Gingrich probably deserves a solid B. He had some good moments then shot himself in the foot to mitigate any gains. He was wonky and interesting, but followed that with ranty and angry. He make a good point that Chris Wallace was asking too many pointed questions….but then brought it up again later and it felt like a dodge the second time instead of righteous indignation like the first. At any rate, for a guy that has been written off he surpassed expectations.
Giving Santorum a C is a laugh. He said women should be forced to carry their rapists babies, he talked about polygamy with glee, and he boasted about his support for going to Iraq. He apparently though he was in a debate for President in 2002. You know, back when he was still in Congress before he was voted out because he compared homosexuality to bestiality. F for fucked up.
Ron Paul did wayyyyyyy better than C-. I admit (and live blogged) than he spoke like a crack addict in the middle of a massive high (he spoke really fast and jittery). But he make strong points about anti-militarism that did and will play well with the increasingly big libertarian wing of the GOP. He defined himself as basically the only pick for conservatives unhappy with the wars in the middle east. I’d grade him at B+, minimum. He may win the Ames straw poll this weekend. It won’t matter, but it will let him claim some level of electoral credibility to be able to say “all of you that agree with me but dont think I can win so you support others, think again”. If he can convince those people that he is viable, he could end up with maybe 30% support in every primary state. With so many candidates that’s a chunk that could be a plurality in some places.

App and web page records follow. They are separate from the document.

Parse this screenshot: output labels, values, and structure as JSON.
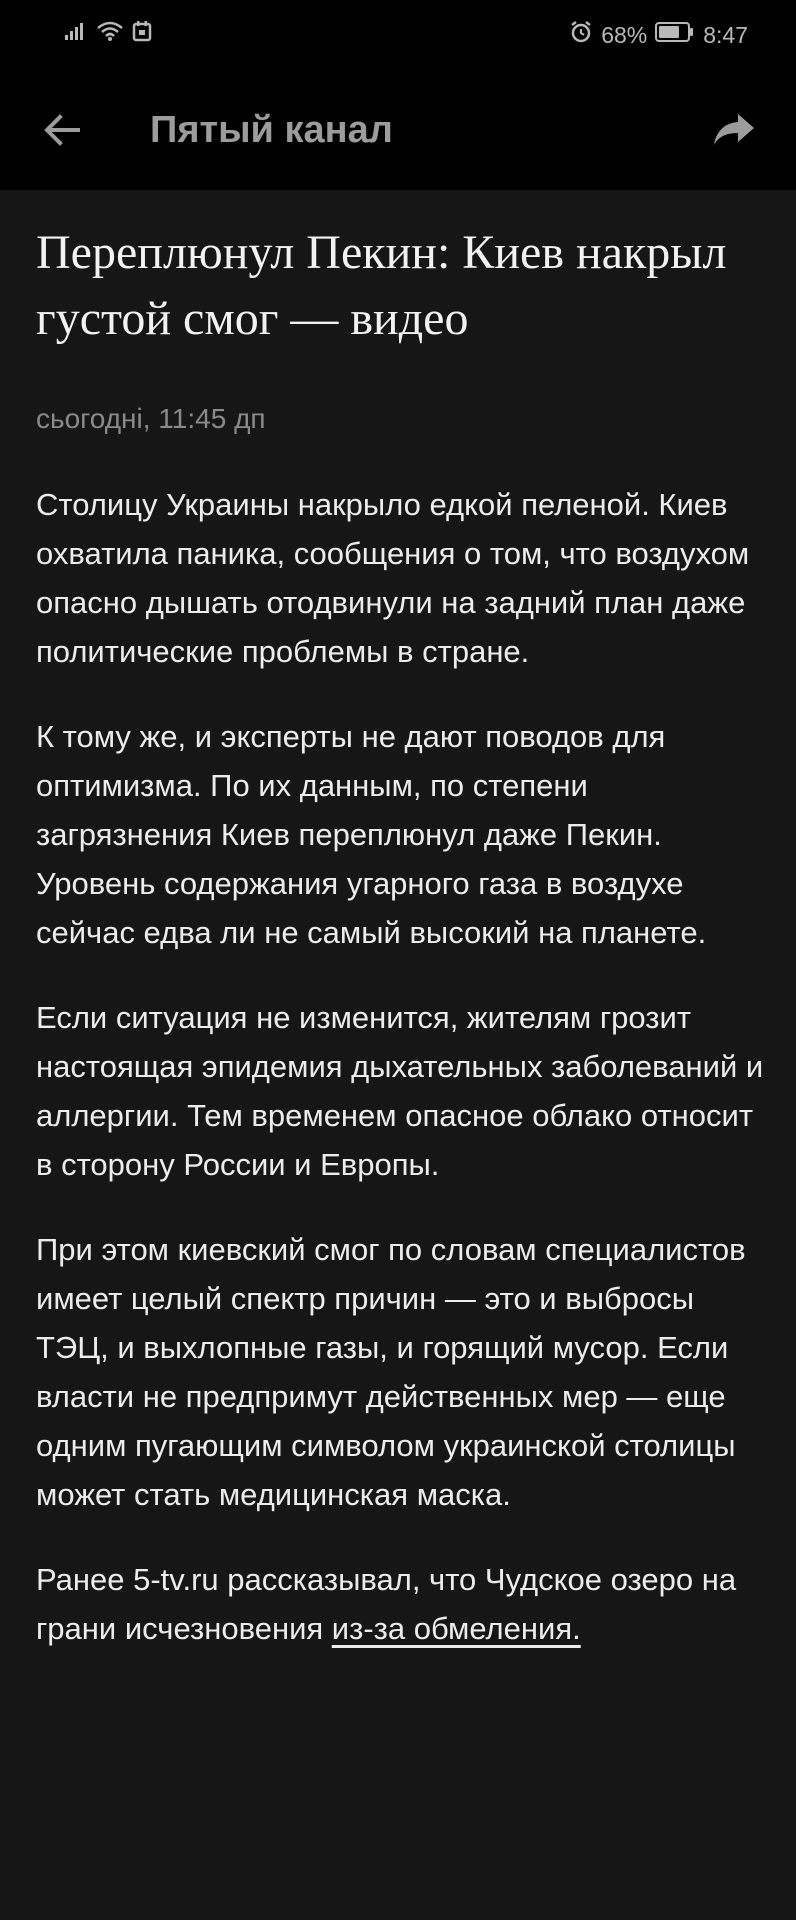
{
  "status_bar": {
    "battery_percent": "68%",
    "time": "8:47",
    "icons": [
      "signal-icon",
      "wifi-icon",
      "calendar-notification-icon",
      "alarm-icon",
      "battery-icon"
    ]
  },
  "app_bar": {
    "title": "Пятый канал",
    "back_icon": "arrow-left-icon",
    "share_icon": "share-arrow-icon"
  },
  "article": {
    "headline": "Переплюнул Пекин: Киев накрыл густой смог — видео",
    "date": "сьогодні, 11:45 дп",
    "paragraphs": [
      "Столицу Украины накрыло едкой пеленой. Киев охватила паника, сообщения о том, что воздухом опасно дышать отодвинули на задний план даже политические проблемы в стране.",
      "К тому же, и эксперты не дают поводов для оптимизма. По их данным, по степени загрязнения Киев переплюнул даже Пекин. Уровень содержания угарного газа в воздухе сейчас едва ли не самый высокий на планете.",
      "Если ситуация не изменится, жителям грозит настоящая эпидемия дыхательных заболеваний и аллергии. Тем временем опасное облако относит в сторону России и Европы.",
      "При этом киевский смог по словам специалистов имеет целый спектр причин — это и выбросы ТЭЦ, и выхлопные газы, и  горящий мусор. Если власти не предпримут действенных мер — еще одним пугающим символом украинской столицы может стать медицинская маска."
    ],
    "last_paragraph_text": "Ранее 5-tv.ru рассказывал, что Чудское озеро на грани исчезновения ",
    "last_paragraph_link": "из-за обмеления."
  }
}
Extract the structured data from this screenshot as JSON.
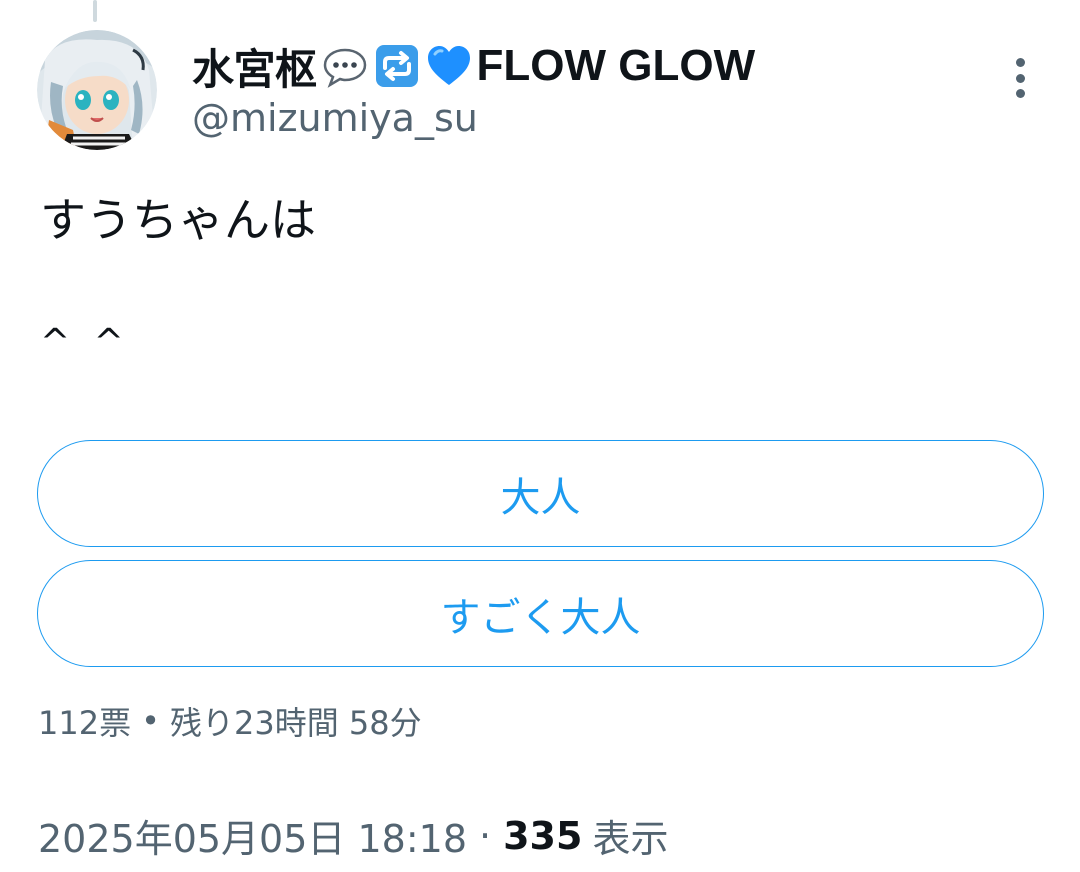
{
  "author": {
    "display_name": "水宮枢",
    "name_emojis": [
      "speech-bubble-icon",
      "repeat-arrows-icon",
      "blue-heart-icon"
    ],
    "name_suffix": "FLOW GLOW",
    "handle": "@mizumiya_su"
  },
  "tweet": {
    "text_line1": "すうちゃんは",
    "text_line2": "^ ^"
  },
  "poll": {
    "options": [
      {
        "label": "大人"
      },
      {
        "label": "すごく大人"
      }
    ],
    "votes": "112票",
    "separator": "•",
    "remaining": "残り23時間 58分"
  },
  "meta": {
    "timestamp": "2025年05月05日 18:18",
    "separator": "·",
    "views_count": "335",
    "views_label": "表示"
  },
  "colors": {
    "accent": "#1d9bf0",
    "text_primary": "#0f1419",
    "text_secondary": "#536471",
    "heart_blue": "#1e90ff"
  }
}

Cain was folksy as usual, but showed his deep lack of policy smarts. On the substance of what he said, I’ve give him a C. But on the fact that he needed to gain ground to have a shot at anything (aka to get more of the voters that he will have to compete with Rick Perry and Michelle Bachman for), I give him a D. Maybe D-. He’s like the 2008 Kucinich of the 2012 GOP field. He’s upbeat, has…ideas, no one dislikes him (because no one is afraid of him), and has a certain charm that draws a small devoted following. But like Kucinich, Cain would answer a question about aliens if asked instead of ignoring it, which is amusing but not Presidential.
Ron Paul: B++
Bachmann: B, C- long term
Huntsman: C+, F long term
Herman Cain: D/D-
I’m not sure if Cain and Santorum will stick around until the Iowa caucuses in January (February this year?).
If Palin doesn’t run, I would probably put some money on a Perry/Pawlenty ticket (for the right odds). Pawlenty is instantly a viable VP after this debate. He will never outshine someone like Perry, but tonight he showed he is a capable attack dog with a strong record to fall back on. The best comparison might be something like Al Gore 1992 as Clinton’s VP. Or even Joe Biden, in the sense that Pawlenty can speak enough about policy to never be labeled a “Palin”esque pick. I don’t see Pawlenty being a viable VP for anyone besides Perry though (def not for Romney).